At the beginning of the movie, the quartet holes up in the White House, rummaging through presidential mementos. In their quasi-familial tension, Double Tap comes across an interesting idea: because these characters must stick together in a world overrun by zombies, their social structures have been rearranged. Little Rock has no access to friends her own age. And for that matter, neither does Tallahassee, who instead treats his surrogate daughter as both a little girl and a faithful zombie-killing sidekick. (His gifts for her are guns, always guns.) Meanwhile, Wichita finds it hard to achieve domestic bliss with Columbus when they have to cling to domesticity in order to survive.

Instead of developing these ideas into comic situations, or thinking them through in creatively dramatic ways, the writers use them to hastily hit the same story beats Zombieland covered. Little Rock and Wichita separate from the group, just like they did in Zombieland. Then Little Rock separates from Wichita, and everyone sets out on a road trip to find her. She may be headed for a zombie-free commune, akin to the zombie-free amusement park from the end of the first movie, except that the writers take a series of sour, mystifying jabs at the idea of young people gathering together in peace. Finally, a Hollywood movie with the guts to take on the scourge of pacifism!

None of this prevents Double Tap from scoring some laughs, though it has to work harder for fewer of them. What felt like a fresh combination of characters 10 years ago — Eisenberg’s fussy nerdiness, Harrelson’s sensitivity-masking bravado, Stone’s no-nonsense sarcasm — now comes across as repetitive shtick. The best the movie can do is add new shtick to the mix, courtesy of Madison (Zoey Deutch), a young woman Columbus and Tallahassee meet at a mall.

Everything about Madison is a broad caricature of a ditzy blonde: she dresses primarily in pink, she runs her mispronounced words together with a semi-lockjawed form of vocal fry, and she’s easily delighted. But the clichés get elevated as Deutch plays dumb with a zest that recalls Anna Faris’ fearless daffiness. Deutch’s performance turns Madison into a natural, possibly accidental optimist who’s more endearing than the leads.

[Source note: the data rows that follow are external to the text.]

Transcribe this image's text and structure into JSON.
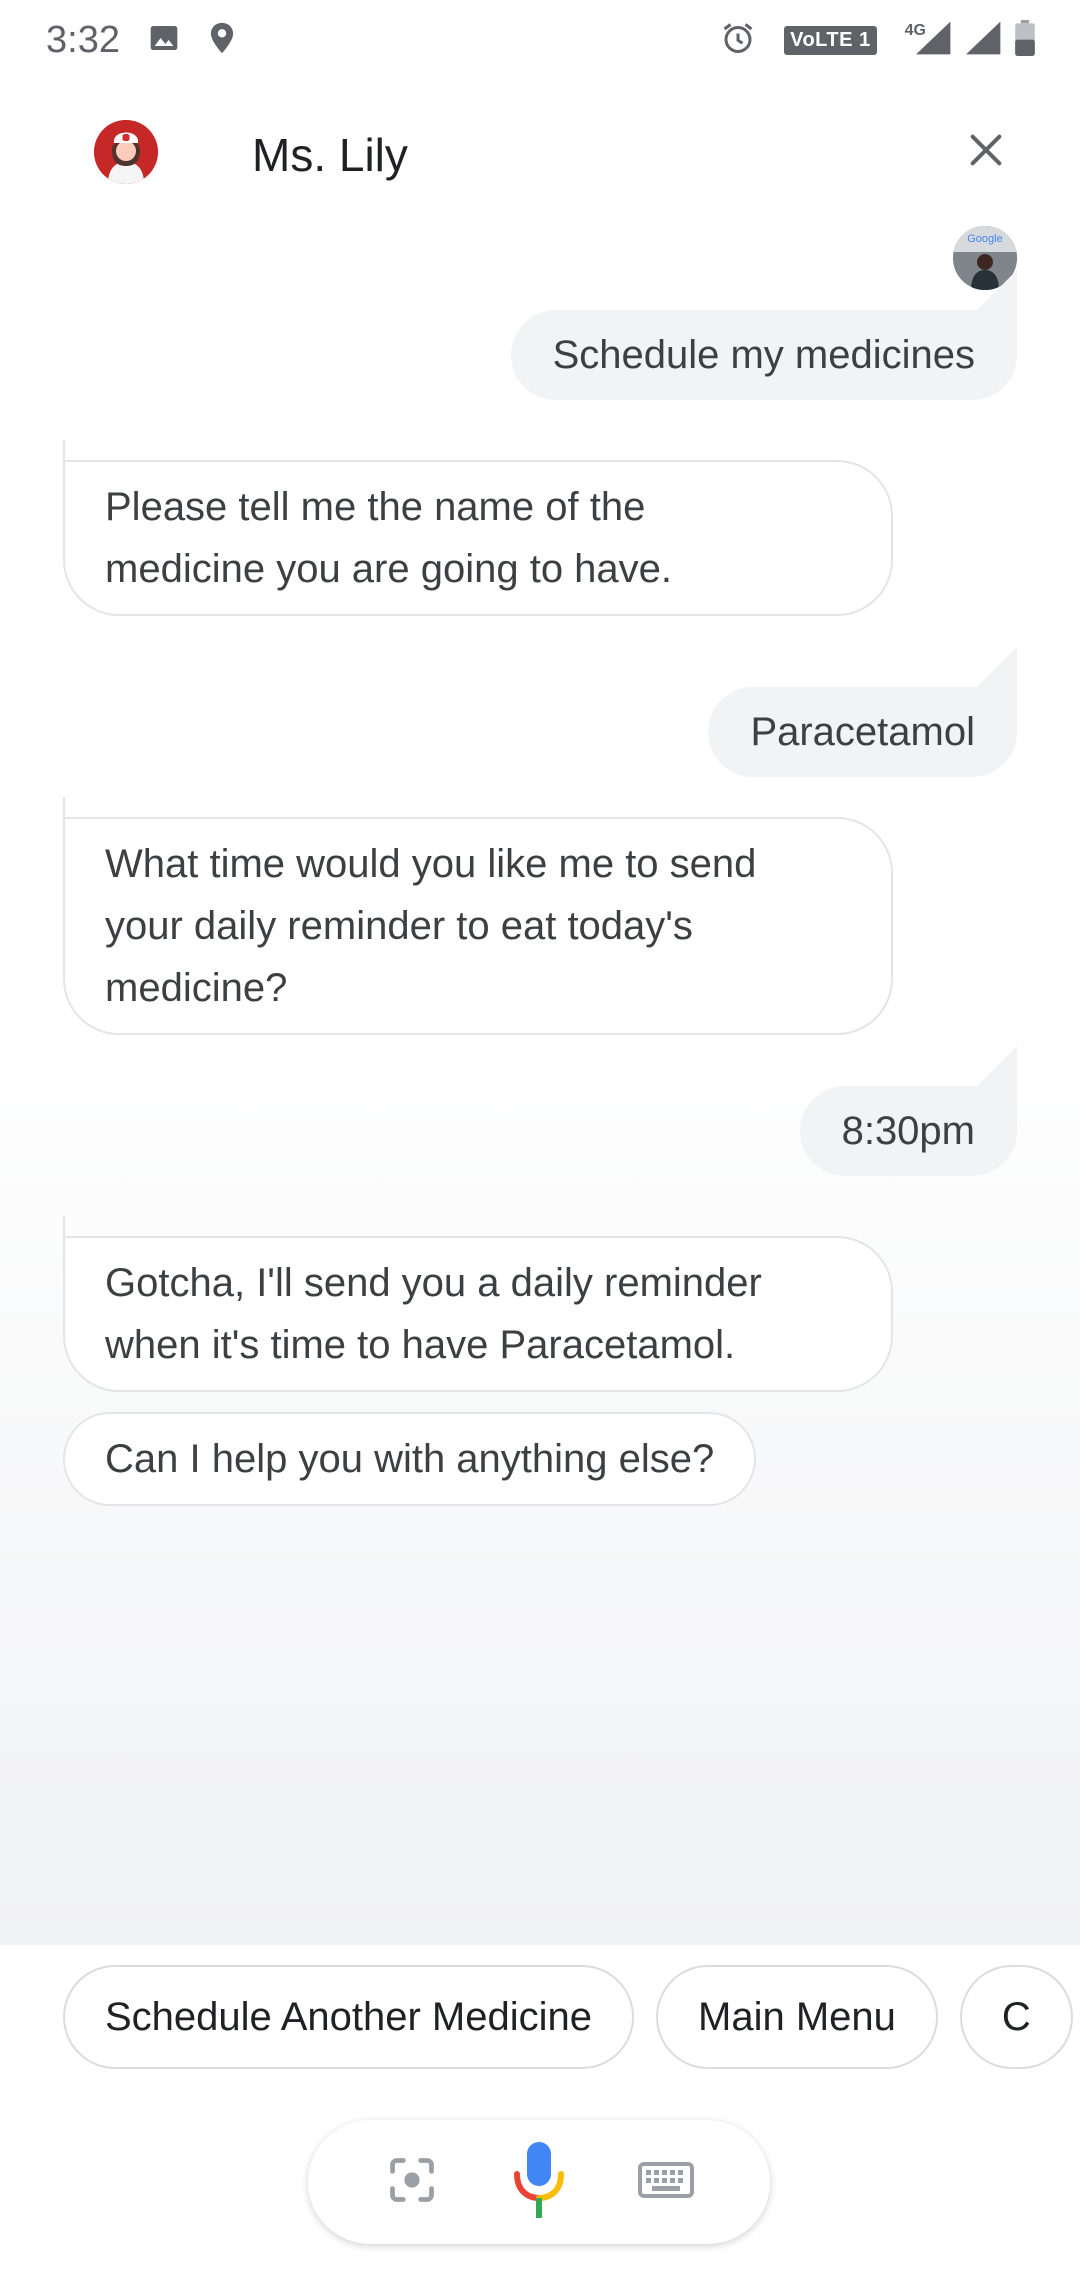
{
  "status_bar": {
    "time": "3:32",
    "volte": "VoLTE 1",
    "network": "4G",
    "icons": [
      "image-icon",
      "location-icon",
      "alarm-icon",
      "signal-icon",
      "battery-icon"
    ]
  },
  "header": {
    "agent_name": "Ms. Lily",
    "close_icon": "close-icon"
  },
  "messages": [
    {
      "from": "user",
      "text": "Schedule my medicines"
    },
    {
      "from": "bot",
      "lines": [
        "Please tell me the name of the",
        "medicine you are going to have."
      ]
    },
    {
      "from": "user",
      "text": "Paracetamol"
    },
    {
      "from": "bot",
      "lines": [
        "What time would you like me to send",
        "your daily reminder to eat today's",
        "medicine?"
      ]
    },
    {
      "from": "user",
      "text": "8:30pm"
    },
    {
      "from": "bot",
      "lines": [
        "Gotcha, I'll send you a daily reminder",
        "when it's time to have Paracetamol."
      ]
    },
    {
      "from": "bot",
      "text": "Can I help you with anything else?"
    }
  ],
  "suggestions": [
    "Schedule Another Medicine",
    "Main Menu",
    "C"
  ],
  "toolbar": {
    "icons": [
      "lens-icon",
      "microphone-icon",
      "keyboard-icon"
    ]
  },
  "colors": {
    "user_bubble": "#f1f3f4",
    "bot_border": "#e3e5e8",
    "mic_blue": "#4285f4",
    "mic_red": "#ea4335",
    "mic_yellow": "#fbbc05",
    "mic_green": "#34a853"
  }
}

As before, a trip through Zombieland entails lots of set piece detours. One of Double Tap’s best sustained sequences starts with an insultingly blatant rip-off of a memorable throwaway gag from Shaun of the Dead. Director Ruben Fleischer and the writers elaborate on this theft, then play it straight into an impressively choreographed single-take (or, more likely, simulated single-take) slapstick zombie fight, with Eisenberg, Stone, Harrelson, and newcomer Rosario Dawson shooting and dodging through multiple rooms of a garishly decorated Elvis-themed motel.

In this scene and several others, Zombieland: Double Tap works as an agreeable time-waster, trading on the no longer novel, but still reliably amusing sight and sound of Jesse Eisenberg thrown into combat with the undead. But apart from the unsinkable Deutch, the movie’s women don’t fare as well. Wichita and especially Little Rock make nonsensical, sequel-driven decisions throughout, mostly serving the male characters’ stories, which aren’t especially strong either. When the group reaches that silly commune, the filmmakers again trip over a promising development: maybe these four people are too neurotic, sarcastic, and disagreeable to live in harmony with peaceful hippies.

Or, the movie then counter-suggests, maybe they should just show up to crack some cheap jokes and fight another horde of super-zombies. At times, Double Tap does recapture the original film’s tossed-off delights. It’s been revived with so many of the original actors and filmmakers for that express purpose. But this particular sequel suggests that in another 10 years, there won’t be much left to reanimate.